April 11, 2013
Ambassador Stuart Eizenstat
Lakeside Meeting Room (at Moseley Center), 7:30 pm
Ambassador Stuart Eizenstat has held senior U.S. government positions in three presidential administrations, from the White House to the State Department, from U.S. Ambassador to the European Union to the Deputy Secretary of the Treasury; he has also been a leader in the Jewish community, having led American and international Jewish groups and institutions. In this lecture, he shared his provocative thesis regarding the future of the Jewish people in light of the major geopolitical, economic, and security challenges facing the world in general, and the United States and the State of Israel in particular. A reception and book-signing will follow Ambassador Eizenstat's speech. Sponsored by the Lori and Eric Sklut Emerging Scholar in Jewish Studies Program, the Department of Political Science and Public Administration, the Department of Religious Studies, the Department of History and Geography, Middle East Studies, International Studies, Peace and Conflict Studies, the Law School, the Isabella Cannon Global Education Center, and the Truitt Center for Religious and Spiritual Life, with special thanks to the President's Office.
Prof. Claussen shared a Jewish approach to questions of war and peace, focusing on Jewish concepts of equanimity, justice, and humility—virtues which are crucial for contemporary policymakers, including those considering the appropriate response to Iran’s developing nuclear program.
Lecture sponsored by Elon's Peace and Conflict Studies (Non-Violence Studies) program.
Tuesday, Nov. 13, 4:15-5:30 pm, in Lindner 106. Refreshments/Snacks provided.
For more information, contact Prof. Swimelar, firstname.lastname@example.org.
Should America live by Jewish values? Can an ancient tradition say anything about twenty-first century economic and social concerns? In this lecture, Rabbi Jill Jacobs (Executive Director of Rabbis for Human Rights–North America) offered a Jewish perspective on some contemporary challenges, and then considered whether and how religion belongs in the public debate.
Lecture sponsored by Elon's Jewish Studies Program; the Elon Center for the Study of Religion, Culture, and Society; the Department of Religious Studies; and the Non-Violence Studies Program. This event is part of the Emerging Scholar in Jewish Studies program, made possible by the generosity of Lori and Eric Sklut and the Levine-Sklut Family Foundation.

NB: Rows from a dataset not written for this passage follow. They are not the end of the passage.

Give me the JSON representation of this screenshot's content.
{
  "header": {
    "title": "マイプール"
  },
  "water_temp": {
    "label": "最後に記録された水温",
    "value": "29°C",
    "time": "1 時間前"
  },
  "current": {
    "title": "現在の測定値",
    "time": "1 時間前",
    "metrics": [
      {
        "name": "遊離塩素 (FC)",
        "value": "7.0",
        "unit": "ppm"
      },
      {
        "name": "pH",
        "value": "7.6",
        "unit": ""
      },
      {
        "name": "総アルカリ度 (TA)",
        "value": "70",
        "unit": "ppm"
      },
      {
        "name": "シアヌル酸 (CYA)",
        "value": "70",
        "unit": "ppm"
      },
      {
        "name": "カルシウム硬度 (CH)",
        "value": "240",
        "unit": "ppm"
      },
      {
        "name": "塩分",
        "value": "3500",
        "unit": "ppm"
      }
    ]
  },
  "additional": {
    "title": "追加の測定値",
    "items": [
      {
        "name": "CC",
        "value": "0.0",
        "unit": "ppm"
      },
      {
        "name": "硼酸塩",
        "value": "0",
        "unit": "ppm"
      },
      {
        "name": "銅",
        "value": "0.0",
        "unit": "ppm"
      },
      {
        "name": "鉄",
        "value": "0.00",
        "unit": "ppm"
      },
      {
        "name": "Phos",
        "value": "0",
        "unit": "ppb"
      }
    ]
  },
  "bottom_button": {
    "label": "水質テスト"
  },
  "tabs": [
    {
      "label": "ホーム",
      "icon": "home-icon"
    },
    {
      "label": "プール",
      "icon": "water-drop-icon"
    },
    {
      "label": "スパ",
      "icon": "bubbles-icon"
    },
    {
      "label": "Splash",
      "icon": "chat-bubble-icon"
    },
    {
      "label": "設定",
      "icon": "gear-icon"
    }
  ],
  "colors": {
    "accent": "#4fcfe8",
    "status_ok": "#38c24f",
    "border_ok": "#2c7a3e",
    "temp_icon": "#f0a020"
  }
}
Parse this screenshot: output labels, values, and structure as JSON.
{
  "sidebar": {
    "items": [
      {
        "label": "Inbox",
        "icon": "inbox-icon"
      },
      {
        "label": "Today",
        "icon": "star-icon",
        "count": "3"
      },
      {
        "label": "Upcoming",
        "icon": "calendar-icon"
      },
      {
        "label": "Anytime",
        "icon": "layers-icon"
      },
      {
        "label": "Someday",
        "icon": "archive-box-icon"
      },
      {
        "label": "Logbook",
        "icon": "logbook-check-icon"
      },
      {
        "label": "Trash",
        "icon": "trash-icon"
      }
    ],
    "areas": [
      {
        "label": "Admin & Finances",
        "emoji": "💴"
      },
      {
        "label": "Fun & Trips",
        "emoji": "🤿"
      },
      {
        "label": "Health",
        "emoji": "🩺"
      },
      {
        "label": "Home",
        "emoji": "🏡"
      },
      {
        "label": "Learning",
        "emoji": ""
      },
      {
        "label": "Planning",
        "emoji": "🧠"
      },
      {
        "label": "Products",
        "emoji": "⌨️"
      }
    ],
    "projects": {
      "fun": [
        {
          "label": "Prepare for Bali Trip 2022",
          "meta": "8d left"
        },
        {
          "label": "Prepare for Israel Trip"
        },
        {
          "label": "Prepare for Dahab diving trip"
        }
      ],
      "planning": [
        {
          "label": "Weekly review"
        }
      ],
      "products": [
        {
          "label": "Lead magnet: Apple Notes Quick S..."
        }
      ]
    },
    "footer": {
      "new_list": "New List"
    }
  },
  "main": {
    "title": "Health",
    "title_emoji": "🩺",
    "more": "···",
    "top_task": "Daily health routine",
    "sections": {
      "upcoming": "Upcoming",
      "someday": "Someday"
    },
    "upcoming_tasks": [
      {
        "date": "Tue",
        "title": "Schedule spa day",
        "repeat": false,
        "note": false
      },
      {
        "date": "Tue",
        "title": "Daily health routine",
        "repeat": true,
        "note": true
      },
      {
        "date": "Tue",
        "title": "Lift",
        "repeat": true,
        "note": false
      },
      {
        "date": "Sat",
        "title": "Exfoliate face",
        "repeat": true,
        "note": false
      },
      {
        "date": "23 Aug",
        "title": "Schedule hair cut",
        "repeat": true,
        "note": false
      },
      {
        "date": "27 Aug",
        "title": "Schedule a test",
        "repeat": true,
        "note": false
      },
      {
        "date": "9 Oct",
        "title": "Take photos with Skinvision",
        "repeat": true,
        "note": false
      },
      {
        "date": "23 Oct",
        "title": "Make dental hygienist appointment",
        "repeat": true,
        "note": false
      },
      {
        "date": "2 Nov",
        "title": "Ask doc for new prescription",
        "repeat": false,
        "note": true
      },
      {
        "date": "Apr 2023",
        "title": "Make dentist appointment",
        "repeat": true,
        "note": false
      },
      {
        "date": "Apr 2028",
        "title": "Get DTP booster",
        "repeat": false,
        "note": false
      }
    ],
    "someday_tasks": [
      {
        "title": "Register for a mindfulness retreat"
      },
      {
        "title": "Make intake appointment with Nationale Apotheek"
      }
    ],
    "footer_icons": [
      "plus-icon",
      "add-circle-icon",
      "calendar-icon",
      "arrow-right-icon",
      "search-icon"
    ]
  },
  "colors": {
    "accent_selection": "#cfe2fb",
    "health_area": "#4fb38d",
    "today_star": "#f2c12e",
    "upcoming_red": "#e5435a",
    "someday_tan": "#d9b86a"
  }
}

Lunch (kosher and vegetarian) following the lecture sponsored by the Truitt Center for Religious & Spiritual Life and Elon Hillel.
Friday, October 26, 2012, 12:15 p.m., in LaRose Digital Theatre (at the Koury Business Center: 401 N. O’Kelly Avenue, Elon NC 27244)